> [What is expected]:
All lines in the records that carry the string "Converter" are to be shown.

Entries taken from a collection
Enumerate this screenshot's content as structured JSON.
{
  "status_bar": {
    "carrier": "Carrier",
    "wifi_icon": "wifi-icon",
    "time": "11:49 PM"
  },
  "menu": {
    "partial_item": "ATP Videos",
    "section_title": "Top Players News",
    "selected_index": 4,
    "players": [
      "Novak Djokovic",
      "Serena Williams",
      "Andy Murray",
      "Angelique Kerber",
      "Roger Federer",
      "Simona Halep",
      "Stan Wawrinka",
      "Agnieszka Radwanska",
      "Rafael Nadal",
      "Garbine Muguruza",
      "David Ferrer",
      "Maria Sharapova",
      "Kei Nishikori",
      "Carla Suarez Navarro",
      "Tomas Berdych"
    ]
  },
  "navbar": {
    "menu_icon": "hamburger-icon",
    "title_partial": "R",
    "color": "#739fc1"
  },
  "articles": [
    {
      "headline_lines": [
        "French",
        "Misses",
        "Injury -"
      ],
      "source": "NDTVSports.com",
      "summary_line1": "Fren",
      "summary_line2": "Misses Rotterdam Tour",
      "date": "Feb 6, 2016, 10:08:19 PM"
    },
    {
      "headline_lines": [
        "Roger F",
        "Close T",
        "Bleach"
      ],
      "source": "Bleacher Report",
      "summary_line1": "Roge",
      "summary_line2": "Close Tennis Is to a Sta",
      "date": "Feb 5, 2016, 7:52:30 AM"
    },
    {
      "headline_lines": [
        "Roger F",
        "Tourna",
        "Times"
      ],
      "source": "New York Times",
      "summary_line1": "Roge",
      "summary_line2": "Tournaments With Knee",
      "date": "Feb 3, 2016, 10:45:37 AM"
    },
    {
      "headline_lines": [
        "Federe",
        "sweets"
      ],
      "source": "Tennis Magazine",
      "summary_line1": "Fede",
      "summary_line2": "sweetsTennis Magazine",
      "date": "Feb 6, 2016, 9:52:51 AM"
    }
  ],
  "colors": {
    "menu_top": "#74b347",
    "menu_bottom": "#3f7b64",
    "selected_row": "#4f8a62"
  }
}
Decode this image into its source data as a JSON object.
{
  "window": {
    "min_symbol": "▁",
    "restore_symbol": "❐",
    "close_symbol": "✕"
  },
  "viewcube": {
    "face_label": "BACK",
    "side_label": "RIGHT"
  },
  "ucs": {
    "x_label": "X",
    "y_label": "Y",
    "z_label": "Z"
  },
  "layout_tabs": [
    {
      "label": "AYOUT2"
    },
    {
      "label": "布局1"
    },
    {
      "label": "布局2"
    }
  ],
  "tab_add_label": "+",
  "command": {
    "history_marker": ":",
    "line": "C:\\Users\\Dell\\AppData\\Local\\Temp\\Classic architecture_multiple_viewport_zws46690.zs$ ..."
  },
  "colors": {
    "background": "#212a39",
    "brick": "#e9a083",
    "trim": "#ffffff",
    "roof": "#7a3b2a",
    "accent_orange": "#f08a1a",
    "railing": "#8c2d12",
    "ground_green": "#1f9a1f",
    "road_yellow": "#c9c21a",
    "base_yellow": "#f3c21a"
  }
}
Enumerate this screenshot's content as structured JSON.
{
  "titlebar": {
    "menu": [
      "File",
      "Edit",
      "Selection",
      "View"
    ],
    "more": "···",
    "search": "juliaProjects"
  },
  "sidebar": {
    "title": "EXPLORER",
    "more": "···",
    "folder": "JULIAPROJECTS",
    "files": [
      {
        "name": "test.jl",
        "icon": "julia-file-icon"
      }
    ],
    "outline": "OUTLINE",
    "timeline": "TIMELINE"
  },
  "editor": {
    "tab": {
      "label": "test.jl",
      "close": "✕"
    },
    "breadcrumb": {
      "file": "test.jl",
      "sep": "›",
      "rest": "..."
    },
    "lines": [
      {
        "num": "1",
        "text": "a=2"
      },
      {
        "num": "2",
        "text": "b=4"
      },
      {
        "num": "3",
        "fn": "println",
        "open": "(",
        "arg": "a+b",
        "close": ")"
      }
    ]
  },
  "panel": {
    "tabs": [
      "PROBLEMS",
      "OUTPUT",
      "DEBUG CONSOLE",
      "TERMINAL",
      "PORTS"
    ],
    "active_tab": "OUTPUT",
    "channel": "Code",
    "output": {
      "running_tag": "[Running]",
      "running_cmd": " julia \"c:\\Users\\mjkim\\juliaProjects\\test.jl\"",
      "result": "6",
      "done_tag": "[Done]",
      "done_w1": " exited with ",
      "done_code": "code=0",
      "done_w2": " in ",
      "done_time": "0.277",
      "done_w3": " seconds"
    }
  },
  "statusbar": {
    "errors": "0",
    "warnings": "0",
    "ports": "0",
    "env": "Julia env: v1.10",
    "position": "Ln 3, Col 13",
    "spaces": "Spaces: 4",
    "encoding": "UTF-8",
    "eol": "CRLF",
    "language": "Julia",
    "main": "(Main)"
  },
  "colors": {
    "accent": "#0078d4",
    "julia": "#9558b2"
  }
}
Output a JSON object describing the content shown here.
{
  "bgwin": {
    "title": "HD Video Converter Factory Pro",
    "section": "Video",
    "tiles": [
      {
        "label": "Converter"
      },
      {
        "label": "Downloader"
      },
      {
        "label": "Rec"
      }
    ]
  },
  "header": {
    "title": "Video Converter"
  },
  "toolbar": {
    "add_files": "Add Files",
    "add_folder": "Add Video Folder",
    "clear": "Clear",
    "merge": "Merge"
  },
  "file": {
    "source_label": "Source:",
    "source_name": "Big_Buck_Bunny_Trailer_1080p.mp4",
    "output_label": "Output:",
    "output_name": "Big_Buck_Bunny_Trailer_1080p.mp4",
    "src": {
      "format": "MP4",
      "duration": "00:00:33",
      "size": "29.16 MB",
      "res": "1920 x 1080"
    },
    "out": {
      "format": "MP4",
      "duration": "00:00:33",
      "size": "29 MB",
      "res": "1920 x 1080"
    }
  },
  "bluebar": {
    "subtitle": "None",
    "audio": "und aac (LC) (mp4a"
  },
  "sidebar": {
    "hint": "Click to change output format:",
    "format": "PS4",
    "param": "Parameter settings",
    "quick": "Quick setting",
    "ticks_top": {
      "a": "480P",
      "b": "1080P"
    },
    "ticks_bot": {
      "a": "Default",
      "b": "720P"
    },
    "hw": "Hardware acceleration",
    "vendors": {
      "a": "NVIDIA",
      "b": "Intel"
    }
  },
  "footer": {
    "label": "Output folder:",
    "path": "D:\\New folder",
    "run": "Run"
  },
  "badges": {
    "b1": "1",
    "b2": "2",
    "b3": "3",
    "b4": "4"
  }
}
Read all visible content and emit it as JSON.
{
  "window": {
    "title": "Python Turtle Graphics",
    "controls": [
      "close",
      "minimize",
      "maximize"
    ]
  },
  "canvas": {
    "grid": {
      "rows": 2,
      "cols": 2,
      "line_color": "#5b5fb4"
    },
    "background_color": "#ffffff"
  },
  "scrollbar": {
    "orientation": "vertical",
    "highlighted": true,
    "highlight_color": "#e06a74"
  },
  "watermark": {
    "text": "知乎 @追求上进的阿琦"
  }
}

> [Solution]:
    "title": "HD Video Converter Factory Pro",
        "label": "Converter"
    "title": "Video Converter"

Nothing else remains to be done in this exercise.